It should be obvious that the California DMV — in fact, all state DMVs — should shut down Tesla’s implementation of self-driving technology on public streets and highways unless and until it reports results from controlled testing on closed roads.

The growing record of crashes involving Teslas with Autopilot engaged prompted NHTSA to launch an investigation in August. The agency said it had identified 11 crashes since January 2018 in which Autopiloted Teslas struck emergency vehicles parked at accident scenes. Seventeen persons were injured and one was killed, the agency said. Three of the incidents occurred in California.

The agency’s investigative notice observed that Autopilot gives the driver primary responsibility for identifying road obstacles or maneuvers by nearby vehicles that could collide with a Tesla on Autopilot. But it said it would look into how Tesla’s systems “monitor, assist, and enforce” drivers’ control.

Tesla’s promotion of its self-driving features as “Full Self Driving” has been a consistent concern of NHTSA and the National Transportation Safety Board, which Tesla has been stiff-arming over safety concerns for four years, as NTSB Chair Jennifer Homendy said on CNBC this week.


During that interview, a CNBC reporter noted that Tesla has explicitly informed drivers that they need to stay vigilant behind the wheel even when Autopilot is engaged.

“Are they not doing enough?” he asked Homendy.

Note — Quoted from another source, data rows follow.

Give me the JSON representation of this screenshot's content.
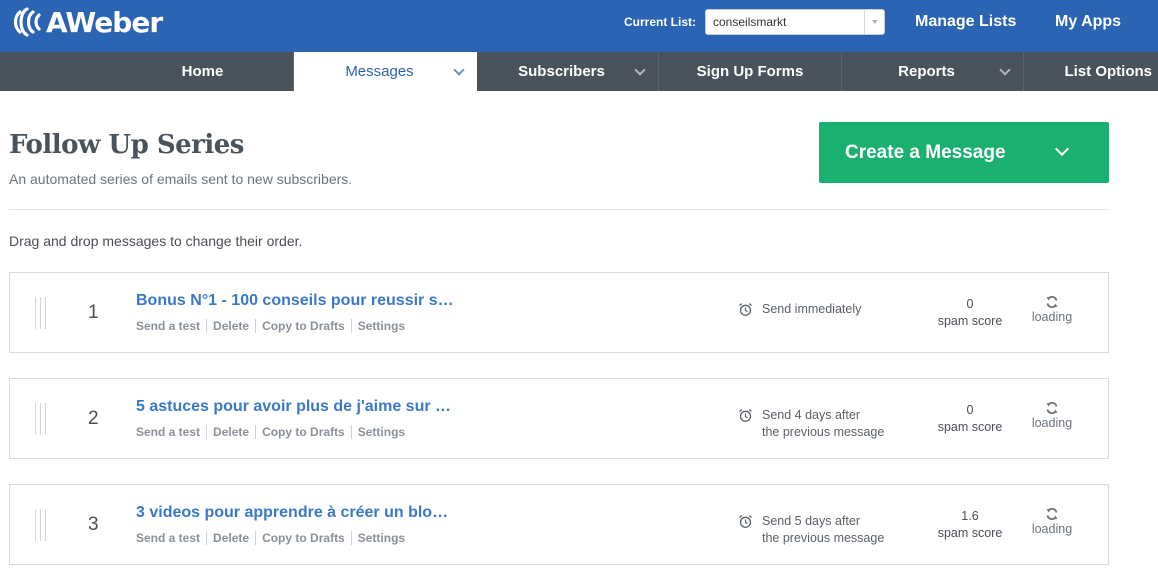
{
  "app": {
    "logo_text": "AWeber",
    "current_list_label": "Current List:",
    "current_list_value": "conseilsmarkt",
    "manage_lists": "Manage Lists",
    "my_apps": "My Apps"
  },
  "nav": {
    "items": [
      {
        "label": "Home"
      },
      {
        "label": "Messages"
      },
      {
        "label": "Subscribers"
      },
      {
        "label": "Sign Up Forms"
      },
      {
        "label": "Reports"
      },
      {
        "label": "List Options"
      }
    ]
  },
  "page": {
    "title": "Follow Up Series",
    "subtitle": "An automated series of emails sent to new subscribers.",
    "create_button": "Create a Message",
    "drag_hint": "Drag and drop messages to change their order."
  },
  "row_actions": [
    "Send a test",
    "Delete",
    "Copy to Drafts",
    "Settings"
  ],
  "messages": [
    {
      "number": "1",
      "subject": "Bonus N°1 - 100 conseils pour reussir s…",
      "send_line1": "Send immediately",
      "send_line2": "",
      "spam_value": "0",
      "spam_label": "spam score",
      "status": "loading"
    },
    {
      "number": "2",
      "subject": "5 astuces pour avoir plus de j'aime sur …",
      "send_line1": "Send 4 days after",
      "send_line2": "the previous message",
      "spam_value": "0",
      "spam_label": "spam score",
      "status": "loading"
    },
    {
      "number": "3",
      "subject": "3 videos pour apprendre à créer un blo…",
      "send_line1": "Send 5 days after",
      "send_line2": "the previous message",
      "spam_value": "1.6",
      "spam_label": "spam score",
      "status": "loading"
    }
  ],
  "colors": {
    "topbar": "#2a64b3",
    "nav": "#4a535c",
    "create_button": "#1ab06f",
    "link": "#3a78c9"
  }
}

She replied crisply, “No, that’s not enough.... It’s clear that if you’re marketing something as full self-driving and it’s not full self driving and people are misusing the vehicles and the technology, that you have a design flaw and you have to prevent that misuse.” Part of the issue, she said, is “how you talk about that technology.” Tesla’s description of its technology as “full self-driving,” she said, “is misleading.”

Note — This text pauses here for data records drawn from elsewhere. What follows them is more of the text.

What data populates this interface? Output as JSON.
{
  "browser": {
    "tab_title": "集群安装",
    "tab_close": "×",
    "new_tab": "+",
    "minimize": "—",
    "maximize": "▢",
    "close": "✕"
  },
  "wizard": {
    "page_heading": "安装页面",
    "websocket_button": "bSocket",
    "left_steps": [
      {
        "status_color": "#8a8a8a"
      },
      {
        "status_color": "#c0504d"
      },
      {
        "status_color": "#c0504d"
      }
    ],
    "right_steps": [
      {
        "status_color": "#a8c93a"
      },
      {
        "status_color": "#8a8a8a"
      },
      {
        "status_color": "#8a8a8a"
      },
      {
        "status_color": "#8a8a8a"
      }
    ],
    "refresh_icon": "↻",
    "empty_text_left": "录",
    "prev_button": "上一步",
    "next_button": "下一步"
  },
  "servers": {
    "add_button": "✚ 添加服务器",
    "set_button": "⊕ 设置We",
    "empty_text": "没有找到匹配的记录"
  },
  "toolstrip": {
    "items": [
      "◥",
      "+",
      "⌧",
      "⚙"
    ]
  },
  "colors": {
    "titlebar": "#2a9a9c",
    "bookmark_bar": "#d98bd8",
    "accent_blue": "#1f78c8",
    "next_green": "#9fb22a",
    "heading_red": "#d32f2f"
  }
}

The signs are rife that self-driving automotive technology is simply not ready for prime time — and in some environments, such as city or suburban streets, not ready for any time. Navigating on roads where any other moving vehicles are under human control presents so many complexities and unpredictable eventualities that it may never lend itself to machine intelligence.

That’s an aspect that the champions of autonomous driving technologies have never fully come to grips with, despite the warnings of experts such as Missy Cummings. The public should be cheered that she’s now going to be in place to devote her expertise to making policy and, it is hoped, enforcing it.

Cummings has had praise for some things that Musk and Tesla have accomplished, especially a business plan that circumvents auto dealers. But she knows where to draw the line on self-driving claims, and it’s well short of where Musk draws it.

CNN host Michael Smerconish mentioned to Cummings during an interview this year, “Elon Musk has been quoted as saying that we’re safer with machines than we are with humans... What’s your answer?”


“I would say that’s true for some machines, but not his machines,” she replied. “There’s still a huge gulf that we’ve got to get across before his machines are anything close to safer than a typical human driver.”